## DATA TO EXAMINE
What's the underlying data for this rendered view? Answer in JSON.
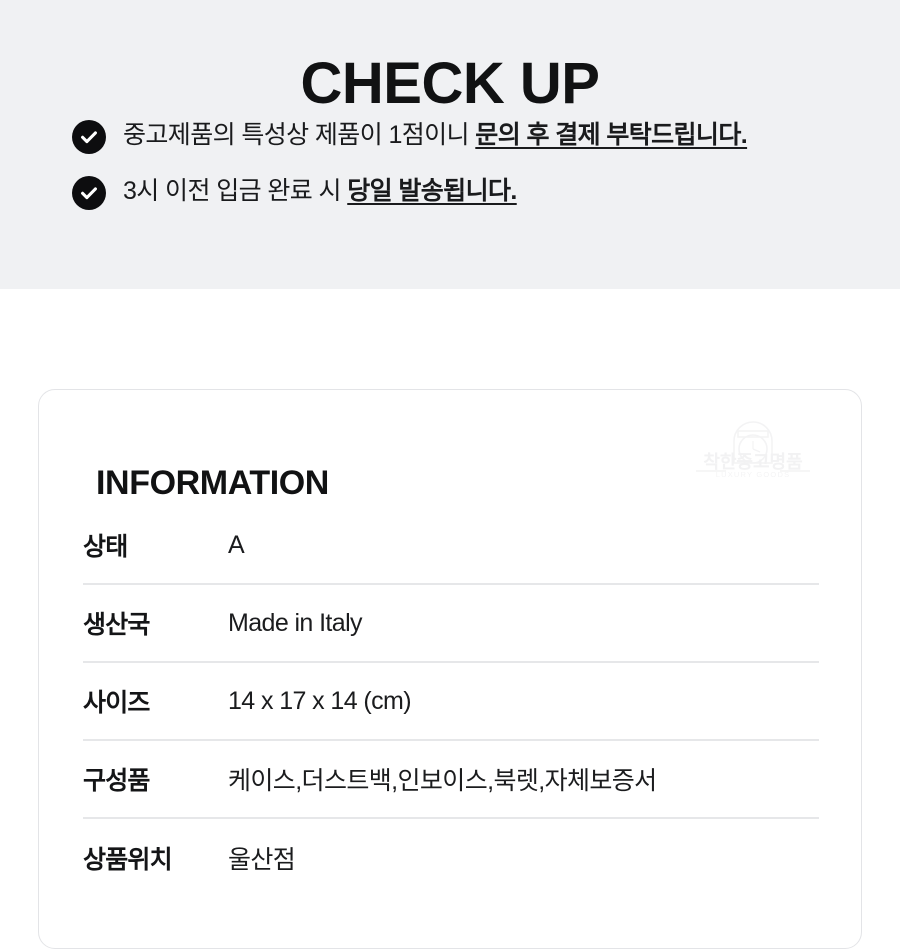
{
  "checkup": {
    "title": "CHECK UP",
    "items": [
      {
        "icon": "check-circle-icon",
        "text_plain": "중고제품의 특성상 제품이 1점이니 ",
        "text_emphasis": "문의 후 결제 부탁드립니다."
      },
      {
        "icon": "check-circle-icon",
        "text_plain": "3시 이전 입금 완료 시 ",
        "text_emphasis": "당일 발송됩니다."
      }
    ]
  },
  "information": {
    "heading": "INFORMATION",
    "watermark": {
      "icon": "watch-logo-icon",
      "brand": "착한중고명품",
      "tagline": "LUXURY GOODS"
    },
    "rows": [
      {
        "label": "상태",
        "value": "A"
      },
      {
        "label": "생산국",
        "value": "Made in Italy"
      },
      {
        "label": "사이즈",
        "value": "14 x 17 x 14 (cm)"
      },
      {
        "label": "구성품",
        "value": "케이스,더스트백,인보이스,북렛,자체보증서"
      },
      {
        "label": "상품위치",
        "value": "울산점"
      }
    ]
  },
  "colors": {
    "panel_background": "#f0f1f3",
    "page_background": "#ffffff",
    "text_primary": "#111213",
    "icon_fill": "#0d0d0f",
    "card_border": "#e3e4e7",
    "row_divider": "#e6e7e9",
    "watermark": "#f4f4f5"
  }
}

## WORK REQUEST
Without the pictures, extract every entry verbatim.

## EXERCISE ANSWER
What's the underlying data for this rendered view? Answer in JSON.
{
  "checkup": {
    "title": "CHECK UP",
    "items": [
      {
        "icon": "check-circle-icon",
        "text_plain": "중고제품의 특성상 제품이 1점이니 ",
        "text_emphasis": "문의 후 결제 부탁드립니다."
      },
      {
        "icon": "check-circle-icon",
        "text_plain": "3시 이전 입금 완료 시 ",
        "text_emphasis": "당일 발송됩니다."
      }
    ]
  },
  "information": {
    "heading": "INFORMATION",
    "watermark": {
      "icon": "watch-logo-icon",
      "brand": "착한중고명품",
      "tagline": "LUXURY GOODS"
    },
    "rows": [
      {
        "label": "상태",
        "value": "A"
      },
      {
        "label": "생산국",
        "value": "Made in Italy"
      },
      {
        "label": "사이즈",
        "value": "14 x 17 x 14 (cm)"
      },
      {
        "label": "구성품",
        "value": "케이스,더스트백,인보이스,북렛,자체보증서"
      },
      {
        "label": "상품위치",
        "value": "울산점"
      }
    ]
  },
  "colors": {
    "panel_background": "#f0f1f3",
    "page_background": "#ffffff",
    "text_primary": "#111213",
    "icon_fill": "#0d0d0f",
    "card_border": "#e3e4e7",
    "row_divider": "#e6e7e9",
    "watermark": "#f4f4f5"
  }
}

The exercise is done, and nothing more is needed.